**PROBLEM REQUIREMENTS**
Count the lines below with the string "true" in them. Only the number should be given.

Records from a collection:
---------------

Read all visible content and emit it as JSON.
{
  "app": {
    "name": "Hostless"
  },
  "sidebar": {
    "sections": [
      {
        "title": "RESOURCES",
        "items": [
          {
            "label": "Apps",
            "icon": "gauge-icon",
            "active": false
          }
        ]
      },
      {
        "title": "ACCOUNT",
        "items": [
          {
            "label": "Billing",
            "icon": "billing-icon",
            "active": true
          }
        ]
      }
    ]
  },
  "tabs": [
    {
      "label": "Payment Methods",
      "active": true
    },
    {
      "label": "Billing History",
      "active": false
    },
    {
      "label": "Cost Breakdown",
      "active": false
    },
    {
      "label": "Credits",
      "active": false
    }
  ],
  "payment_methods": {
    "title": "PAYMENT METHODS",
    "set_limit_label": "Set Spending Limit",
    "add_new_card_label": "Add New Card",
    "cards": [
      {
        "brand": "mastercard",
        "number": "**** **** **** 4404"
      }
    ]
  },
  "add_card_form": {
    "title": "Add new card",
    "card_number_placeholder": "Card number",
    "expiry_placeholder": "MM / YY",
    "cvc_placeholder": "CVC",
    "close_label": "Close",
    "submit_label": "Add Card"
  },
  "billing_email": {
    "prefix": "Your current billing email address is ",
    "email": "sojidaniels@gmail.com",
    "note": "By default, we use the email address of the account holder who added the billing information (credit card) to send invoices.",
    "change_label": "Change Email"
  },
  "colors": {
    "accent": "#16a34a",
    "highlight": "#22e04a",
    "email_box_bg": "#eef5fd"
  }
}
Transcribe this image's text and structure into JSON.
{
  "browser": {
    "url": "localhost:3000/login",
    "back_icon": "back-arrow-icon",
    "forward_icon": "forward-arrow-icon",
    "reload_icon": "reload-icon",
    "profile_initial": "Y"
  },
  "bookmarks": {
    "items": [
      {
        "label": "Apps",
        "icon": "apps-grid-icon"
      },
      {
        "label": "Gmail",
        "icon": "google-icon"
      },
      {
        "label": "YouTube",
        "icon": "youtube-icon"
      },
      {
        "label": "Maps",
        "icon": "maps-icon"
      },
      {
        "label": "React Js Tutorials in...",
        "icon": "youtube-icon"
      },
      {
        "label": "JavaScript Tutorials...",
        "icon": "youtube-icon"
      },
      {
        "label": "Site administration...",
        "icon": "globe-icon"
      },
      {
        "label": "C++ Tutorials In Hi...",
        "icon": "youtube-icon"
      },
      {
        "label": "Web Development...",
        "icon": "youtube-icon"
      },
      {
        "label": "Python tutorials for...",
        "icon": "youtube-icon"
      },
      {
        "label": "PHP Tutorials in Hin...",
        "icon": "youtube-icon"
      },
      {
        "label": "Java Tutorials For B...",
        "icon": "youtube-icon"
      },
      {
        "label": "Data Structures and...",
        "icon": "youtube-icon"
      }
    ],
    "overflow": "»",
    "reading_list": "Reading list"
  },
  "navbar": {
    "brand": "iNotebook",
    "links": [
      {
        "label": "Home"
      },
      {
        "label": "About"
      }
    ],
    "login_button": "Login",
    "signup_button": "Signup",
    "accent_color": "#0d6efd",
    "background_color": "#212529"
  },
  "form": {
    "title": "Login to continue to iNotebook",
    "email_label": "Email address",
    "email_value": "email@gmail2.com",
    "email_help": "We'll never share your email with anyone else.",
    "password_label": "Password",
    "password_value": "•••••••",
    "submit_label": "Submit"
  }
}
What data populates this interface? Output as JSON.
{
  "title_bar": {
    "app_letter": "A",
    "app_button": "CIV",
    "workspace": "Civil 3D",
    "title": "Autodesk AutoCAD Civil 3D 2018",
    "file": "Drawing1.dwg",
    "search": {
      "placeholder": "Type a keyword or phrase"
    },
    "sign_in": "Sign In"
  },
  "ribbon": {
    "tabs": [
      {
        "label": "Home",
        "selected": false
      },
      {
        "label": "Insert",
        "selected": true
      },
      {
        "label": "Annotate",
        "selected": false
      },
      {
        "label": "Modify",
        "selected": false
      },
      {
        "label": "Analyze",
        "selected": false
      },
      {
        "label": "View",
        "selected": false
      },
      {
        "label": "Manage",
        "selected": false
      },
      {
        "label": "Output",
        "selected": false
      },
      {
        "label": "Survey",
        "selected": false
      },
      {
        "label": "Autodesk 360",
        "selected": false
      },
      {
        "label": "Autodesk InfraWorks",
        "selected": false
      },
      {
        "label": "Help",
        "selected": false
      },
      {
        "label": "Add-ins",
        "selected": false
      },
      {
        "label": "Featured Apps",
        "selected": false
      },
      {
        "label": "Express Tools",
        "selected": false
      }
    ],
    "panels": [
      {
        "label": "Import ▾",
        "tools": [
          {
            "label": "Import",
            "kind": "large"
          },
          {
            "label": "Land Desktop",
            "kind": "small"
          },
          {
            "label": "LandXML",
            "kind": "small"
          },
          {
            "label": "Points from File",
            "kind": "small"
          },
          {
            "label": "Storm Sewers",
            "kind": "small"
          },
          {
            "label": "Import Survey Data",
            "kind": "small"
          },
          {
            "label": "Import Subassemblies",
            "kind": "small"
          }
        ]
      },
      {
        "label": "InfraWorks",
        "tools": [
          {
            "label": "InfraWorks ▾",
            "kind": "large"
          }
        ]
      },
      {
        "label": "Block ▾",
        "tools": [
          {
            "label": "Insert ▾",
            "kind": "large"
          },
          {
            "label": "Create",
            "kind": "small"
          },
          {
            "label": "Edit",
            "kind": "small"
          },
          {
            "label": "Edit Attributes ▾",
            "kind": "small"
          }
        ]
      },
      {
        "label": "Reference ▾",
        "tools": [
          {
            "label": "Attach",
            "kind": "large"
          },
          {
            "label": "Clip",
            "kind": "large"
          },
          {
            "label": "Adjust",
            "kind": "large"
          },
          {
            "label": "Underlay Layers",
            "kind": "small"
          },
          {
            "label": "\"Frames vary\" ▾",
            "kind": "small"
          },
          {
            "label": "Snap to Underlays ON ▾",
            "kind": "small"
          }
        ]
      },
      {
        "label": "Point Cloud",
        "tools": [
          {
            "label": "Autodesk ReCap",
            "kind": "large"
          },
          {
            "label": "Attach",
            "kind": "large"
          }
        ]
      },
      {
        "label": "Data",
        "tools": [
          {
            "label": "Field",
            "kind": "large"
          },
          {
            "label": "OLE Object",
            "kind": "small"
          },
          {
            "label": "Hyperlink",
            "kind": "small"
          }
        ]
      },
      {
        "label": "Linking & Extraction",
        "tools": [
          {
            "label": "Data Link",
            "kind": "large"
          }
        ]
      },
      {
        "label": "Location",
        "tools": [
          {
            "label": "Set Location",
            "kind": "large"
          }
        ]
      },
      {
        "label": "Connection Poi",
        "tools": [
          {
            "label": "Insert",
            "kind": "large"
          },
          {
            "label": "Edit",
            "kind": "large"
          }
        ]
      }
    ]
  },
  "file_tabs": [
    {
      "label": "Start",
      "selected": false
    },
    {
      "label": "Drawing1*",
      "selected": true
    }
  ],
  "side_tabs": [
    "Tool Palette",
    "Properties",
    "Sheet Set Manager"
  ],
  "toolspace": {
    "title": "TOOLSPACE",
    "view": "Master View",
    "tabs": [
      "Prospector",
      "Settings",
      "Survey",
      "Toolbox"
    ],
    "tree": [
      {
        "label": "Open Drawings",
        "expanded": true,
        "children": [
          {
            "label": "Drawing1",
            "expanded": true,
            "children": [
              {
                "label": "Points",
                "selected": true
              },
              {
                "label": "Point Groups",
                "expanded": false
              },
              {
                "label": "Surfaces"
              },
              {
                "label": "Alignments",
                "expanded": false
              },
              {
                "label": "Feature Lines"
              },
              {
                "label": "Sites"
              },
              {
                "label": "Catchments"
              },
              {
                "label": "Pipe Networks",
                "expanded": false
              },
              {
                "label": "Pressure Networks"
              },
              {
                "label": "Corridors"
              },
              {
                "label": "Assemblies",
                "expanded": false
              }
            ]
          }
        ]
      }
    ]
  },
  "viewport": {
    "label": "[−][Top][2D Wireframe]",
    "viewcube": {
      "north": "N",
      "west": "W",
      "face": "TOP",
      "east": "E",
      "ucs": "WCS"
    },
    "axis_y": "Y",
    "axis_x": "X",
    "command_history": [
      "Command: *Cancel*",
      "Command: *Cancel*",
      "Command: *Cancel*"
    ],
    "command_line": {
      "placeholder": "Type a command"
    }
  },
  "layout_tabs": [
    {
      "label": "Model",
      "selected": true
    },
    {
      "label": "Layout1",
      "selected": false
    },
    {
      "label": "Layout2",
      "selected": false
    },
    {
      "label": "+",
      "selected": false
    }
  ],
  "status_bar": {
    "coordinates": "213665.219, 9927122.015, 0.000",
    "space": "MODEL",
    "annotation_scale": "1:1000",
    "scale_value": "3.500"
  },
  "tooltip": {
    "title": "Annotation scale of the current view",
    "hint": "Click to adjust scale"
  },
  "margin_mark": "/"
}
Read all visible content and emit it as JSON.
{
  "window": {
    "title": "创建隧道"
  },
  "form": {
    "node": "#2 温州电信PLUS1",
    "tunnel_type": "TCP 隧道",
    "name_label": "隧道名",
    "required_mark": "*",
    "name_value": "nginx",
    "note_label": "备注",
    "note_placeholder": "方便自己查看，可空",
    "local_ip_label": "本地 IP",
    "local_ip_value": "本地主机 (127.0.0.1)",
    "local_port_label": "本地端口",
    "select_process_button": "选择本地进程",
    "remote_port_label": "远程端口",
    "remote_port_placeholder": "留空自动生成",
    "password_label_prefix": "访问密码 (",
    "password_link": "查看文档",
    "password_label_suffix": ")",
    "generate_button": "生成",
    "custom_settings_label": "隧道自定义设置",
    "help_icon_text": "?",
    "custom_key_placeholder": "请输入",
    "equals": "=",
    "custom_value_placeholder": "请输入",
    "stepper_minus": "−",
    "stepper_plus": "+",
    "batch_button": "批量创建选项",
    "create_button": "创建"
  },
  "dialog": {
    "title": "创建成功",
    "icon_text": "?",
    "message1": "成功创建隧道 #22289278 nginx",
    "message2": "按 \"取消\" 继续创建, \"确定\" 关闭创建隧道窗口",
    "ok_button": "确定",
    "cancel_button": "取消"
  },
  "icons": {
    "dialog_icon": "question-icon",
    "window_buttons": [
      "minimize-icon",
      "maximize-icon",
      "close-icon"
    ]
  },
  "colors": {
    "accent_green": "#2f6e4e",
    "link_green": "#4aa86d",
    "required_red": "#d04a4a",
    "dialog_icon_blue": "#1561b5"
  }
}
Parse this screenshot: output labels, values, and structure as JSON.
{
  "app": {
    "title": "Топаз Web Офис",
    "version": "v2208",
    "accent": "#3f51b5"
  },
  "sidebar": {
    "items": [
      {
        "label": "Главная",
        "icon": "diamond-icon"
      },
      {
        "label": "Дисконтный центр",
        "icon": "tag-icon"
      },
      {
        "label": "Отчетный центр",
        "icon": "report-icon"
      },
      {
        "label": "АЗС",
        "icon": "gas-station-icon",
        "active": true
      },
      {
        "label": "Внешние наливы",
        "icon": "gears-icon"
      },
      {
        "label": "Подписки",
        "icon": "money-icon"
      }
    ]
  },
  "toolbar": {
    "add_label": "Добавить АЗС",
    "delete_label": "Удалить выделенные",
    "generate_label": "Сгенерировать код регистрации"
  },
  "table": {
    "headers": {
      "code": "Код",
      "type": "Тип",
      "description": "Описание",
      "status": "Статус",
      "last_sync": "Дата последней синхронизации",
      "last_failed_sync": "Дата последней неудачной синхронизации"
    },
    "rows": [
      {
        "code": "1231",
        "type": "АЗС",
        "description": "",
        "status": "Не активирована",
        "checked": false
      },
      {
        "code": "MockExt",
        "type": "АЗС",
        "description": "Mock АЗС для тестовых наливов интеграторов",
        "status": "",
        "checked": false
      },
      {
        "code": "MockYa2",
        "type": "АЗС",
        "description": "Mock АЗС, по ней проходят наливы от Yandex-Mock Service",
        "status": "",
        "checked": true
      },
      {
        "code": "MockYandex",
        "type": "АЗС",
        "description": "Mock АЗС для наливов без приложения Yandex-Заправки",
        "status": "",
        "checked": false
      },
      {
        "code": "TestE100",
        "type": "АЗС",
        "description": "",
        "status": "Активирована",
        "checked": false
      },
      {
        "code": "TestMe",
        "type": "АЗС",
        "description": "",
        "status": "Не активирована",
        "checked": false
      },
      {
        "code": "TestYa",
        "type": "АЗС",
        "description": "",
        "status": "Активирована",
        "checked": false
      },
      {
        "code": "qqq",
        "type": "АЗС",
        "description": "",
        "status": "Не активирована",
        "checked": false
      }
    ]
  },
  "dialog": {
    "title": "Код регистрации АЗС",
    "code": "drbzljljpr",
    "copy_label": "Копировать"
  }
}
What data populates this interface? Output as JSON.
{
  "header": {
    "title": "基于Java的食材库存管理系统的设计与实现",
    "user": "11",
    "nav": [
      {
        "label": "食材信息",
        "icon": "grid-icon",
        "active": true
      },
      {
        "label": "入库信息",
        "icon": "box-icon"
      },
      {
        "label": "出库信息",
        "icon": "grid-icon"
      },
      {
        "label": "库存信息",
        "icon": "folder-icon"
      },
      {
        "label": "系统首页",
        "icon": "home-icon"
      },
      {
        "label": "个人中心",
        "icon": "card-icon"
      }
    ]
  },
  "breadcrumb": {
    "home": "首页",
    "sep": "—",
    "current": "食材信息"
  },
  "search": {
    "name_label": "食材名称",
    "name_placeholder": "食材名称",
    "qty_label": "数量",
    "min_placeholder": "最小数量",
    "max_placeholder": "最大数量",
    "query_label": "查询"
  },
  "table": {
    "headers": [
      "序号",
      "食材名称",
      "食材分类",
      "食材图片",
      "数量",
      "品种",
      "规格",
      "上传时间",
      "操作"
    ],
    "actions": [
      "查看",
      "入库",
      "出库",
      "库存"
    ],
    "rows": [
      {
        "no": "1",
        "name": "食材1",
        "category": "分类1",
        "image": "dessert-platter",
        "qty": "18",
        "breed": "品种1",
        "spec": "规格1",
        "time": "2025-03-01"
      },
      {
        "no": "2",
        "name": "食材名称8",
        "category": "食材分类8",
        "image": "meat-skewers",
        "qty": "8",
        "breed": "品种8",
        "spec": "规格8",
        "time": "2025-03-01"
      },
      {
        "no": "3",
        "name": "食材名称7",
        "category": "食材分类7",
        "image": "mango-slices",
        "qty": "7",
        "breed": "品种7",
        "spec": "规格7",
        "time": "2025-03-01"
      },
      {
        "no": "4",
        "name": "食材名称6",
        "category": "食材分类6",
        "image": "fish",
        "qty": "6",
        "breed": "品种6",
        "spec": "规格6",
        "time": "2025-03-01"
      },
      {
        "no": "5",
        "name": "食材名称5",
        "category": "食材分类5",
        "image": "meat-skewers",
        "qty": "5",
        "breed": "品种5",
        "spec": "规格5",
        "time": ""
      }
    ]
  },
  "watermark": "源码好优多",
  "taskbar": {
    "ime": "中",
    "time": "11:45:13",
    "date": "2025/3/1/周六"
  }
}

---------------

**ANSWER AREA**
11